#### [Problem]
Every entry must be given again exactly. Include no pictures.
*** Entries shown ***
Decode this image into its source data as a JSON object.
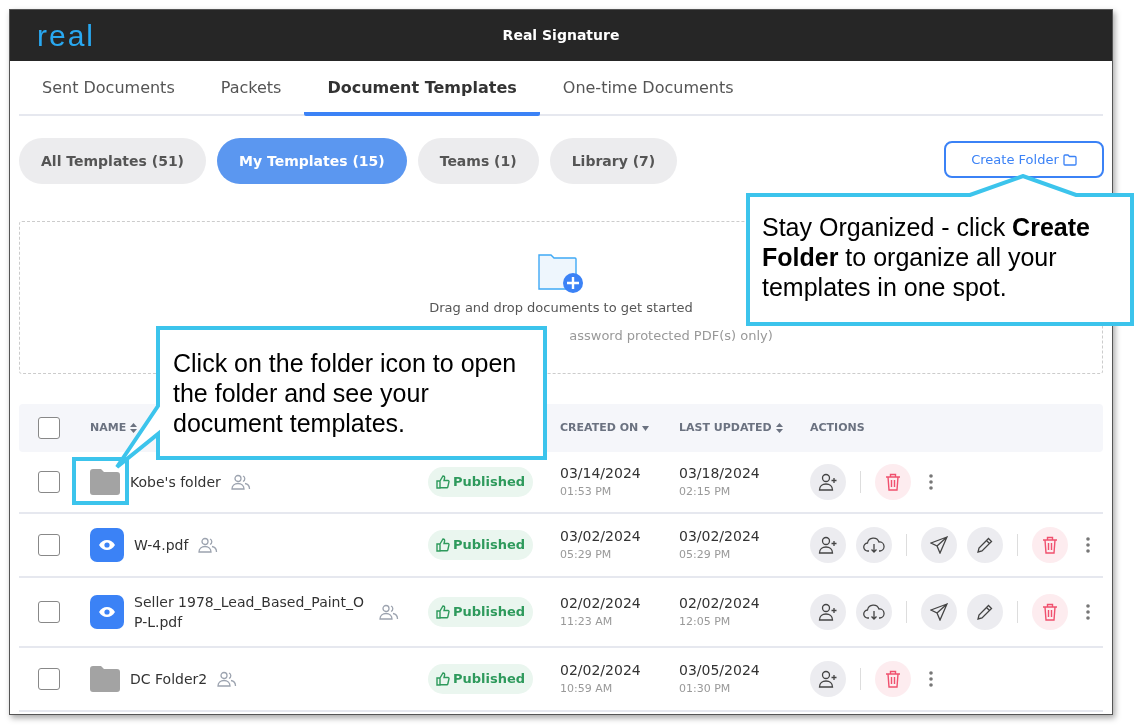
{
  "header": {
    "logo": "real",
    "title": "Real Signature"
  },
  "tabs": [
    {
      "label": "Sent Documents",
      "selected": false
    },
    {
      "label": "Packets",
      "selected": false
    },
    {
      "label": "Document Templates",
      "selected": true
    },
    {
      "label": "One-time Documents",
      "selected": false
    }
  ],
  "filters": [
    {
      "label": "All Templates (51)",
      "selected": false
    },
    {
      "label": "My Templates (15)",
      "selected": true
    },
    {
      "label": "Teams (1)",
      "selected": false
    },
    {
      "label": "Library (7)",
      "selected": false
    }
  ],
  "create_folder_button": "Create Folder",
  "dropzone": {
    "text": "Drag and drop documents to get started",
    "note": "assword protected PDF(s) only)"
  },
  "table": {
    "columns": [
      {
        "label": "NAME",
        "kind": "sortable"
      },
      {
        "label": "CREATED ON",
        "kind": "sorted"
      },
      {
        "label": "LAST UPDATED",
        "kind": "sortable"
      },
      {
        "label": "ACTIONS",
        "kind": "plain"
      }
    ],
    "header_checked": false,
    "rows": [
      {
        "kind": "folder",
        "name": "Kobe's folder",
        "checked": false,
        "status": "Published",
        "created": "03/14/2024",
        "created_time": "01:53 PM",
        "updated": "03/18/2024",
        "updated_time": "02:15 PM",
        "actions": [
          {
            "kind": "add-user"
          },
          {
            "kind": "divider"
          },
          {
            "kind": "delete"
          },
          {
            "kind": "more"
          }
        ]
      },
      {
        "kind": "file",
        "name": "W-4.pdf",
        "checked": false,
        "status": "Published",
        "created": "03/02/2024",
        "created_time": "05:29 PM",
        "updated": "03/02/2024",
        "updated_time": "05:29 PM",
        "actions": [
          {
            "kind": "add-user"
          },
          {
            "kind": "download"
          },
          {
            "kind": "divider"
          },
          {
            "kind": "send"
          },
          {
            "kind": "edit"
          },
          {
            "kind": "divider"
          },
          {
            "kind": "delete"
          },
          {
            "kind": "more"
          }
        ]
      },
      {
        "kind": "file",
        "name": "Seller 1978_Lead_Based_Paint_OP-L.pdf",
        "checked": false,
        "status": "Published",
        "created": "02/02/2024",
        "created_time": "11:23 AM",
        "updated": "02/02/2024",
        "updated_time": "12:05 PM",
        "actions": [
          {
            "kind": "add-user"
          },
          {
            "kind": "download"
          },
          {
            "kind": "divider"
          },
          {
            "kind": "send"
          },
          {
            "kind": "edit"
          },
          {
            "kind": "divider"
          },
          {
            "kind": "delete"
          },
          {
            "kind": "more"
          }
        ]
      },
      {
        "kind": "folder",
        "name": "DC Folder2",
        "checked": false,
        "status": "Published",
        "created": "02/02/2024",
        "created_time": "10:59 AM",
        "updated": "03/05/2024",
        "updated_time": "01:30 PM",
        "actions": [
          {
            "kind": "add-user"
          },
          {
            "kind": "divider"
          },
          {
            "kind": "delete"
          },
          {
            "kind": "more"
          }
        ]
      }
    ]
  },
  "callouts": [
    {
      "text": "Stay Organized - click **Create Folder** to organize all your templates in one spot."
    },
    {
      "text": "Click on the folder icon to open the folder and see your document templates."
    }
  ]
}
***
#### [Solution for this task]
Decode this image into its source data as a JSON object.
{
  "header": {
    "logo": "real",
    "title": "Real Signature"
  },
  "tabs": [
    {
      "label": "Sent Documents",
      "selected": false
    },
    {
      "label": "Packets",
      "selected": false
    },
    {
      "label": "Document Templates",
      "selected": true
    },
    {
      "label": "One-time Documents",
      "selected": false
    }
  ],
  "filters": [
    {
      "label": "All Templates (51)",
      "selected": false
    },
    {
      "label": "My Templates (15)",
      "selected": true
    },
    {
      "label": "Teams (1)",
      "selected": false
    },
    {
      "label": "Library (7)",
      "selected": false
    }
  ],
  "create_folder_button": "Create Folder",
  "dropzone": {
    "text": "Drag and drop documents to get started",
    "note": "assword protected PDF(s) only)"
  },
  "table": {
    "columns": [
      {
        "label": "NAME",
        "kind": "sortable"
      },
      {
        "label": "CREATED ON",
        "kind": "sorted"
      },
      {
        "label": "LAST UPDATED",
        "kind": "sortable"
      },
      {
        "label": "ACTIONS",
        "kind": "plain"
      }
    ],
    "header_checked": false,
    "rows": [
      {
        "kind": "folder",
        "name": "Kobe's folder",
        "checked": false,
        "status": "Published",
        "created": "03/14/2024",
        "created_time": "01:53 PM",
        "updated": "03/18/2024",
        "updated_time": "02:15 PM",
        "actions": [
          {
            "kind": "add-user"
          },
          {
            "kind": "divider"
          },
          {
            "kind": "delete"
          },
          {
            "kind": "more"
          }
        ]
      },
      {
        "kind": "file",
        "name": "W-4.pdf",
        "checked": false,
        "status": "Published",
        "created": "03/02/2024",
        "created_time": "05:29 PM",
        "updated": "03/02/2024",
        "updated_time": "05:29 PM",
        "actions": [
          {
            "kind": "add-user"
          },
          {
            "kind": "download"
          },
          {
            "kind": "divider"
          },
          {
            "kind": "send"
          },
          {
            "kind": "edit"
          },
          {
            "kind": "divider"
          },
          {
            "kind": "delete"
          },
          {
            "kind": "more"
          }
        ]
      },
      {
        "kind": "file",
        "name": "Seller 1978_Lead_Based_Paint_OP-L.pdf",
        "checked": false,
        "status": "Published",
        "created": "02/02/2024",
        "created_time": "11:23 AM",
        "updated": "02/02/2024",
        "updated_time": "12:05 PM",
        "actions": [
          {
            "kind": "add-user"
          },
          {
            "kind": "download"
          },
          {
            "kind": "divider"
          },
          {
            "kind": "send"
          },
          {
            "kind": "edit"
          },
          {
            "kind": "divider"
          },
          {
            "kind": "delete"
          },
          {
            "kind": "more"
          }
        ]
      },
      {
        "kind": "folder",
        "name": "DC Folder2",
        "checked": false,
        "status": "Published",
        "created": "02/02/2024",
        "created_time": "10:59 AM",
        "updated": "03/05/2024",
        "updated_time": "01:30 PM",
        "actions": [
          {
            "kind": "add-user"
          },
          {
            "kind": "divider"
          },
          {
            "kind": "delete"
          },
          {
            "kind": "more"
          }
        ]
      }
    ]
  },
  "callouts": [
    {
      "text": "Stay Organized - click **Create Folder** to organize all your templates in one spot."
    },
    {
      "text": "Click on the folder icon to open the folder and see your document templates."
    }
  ]
}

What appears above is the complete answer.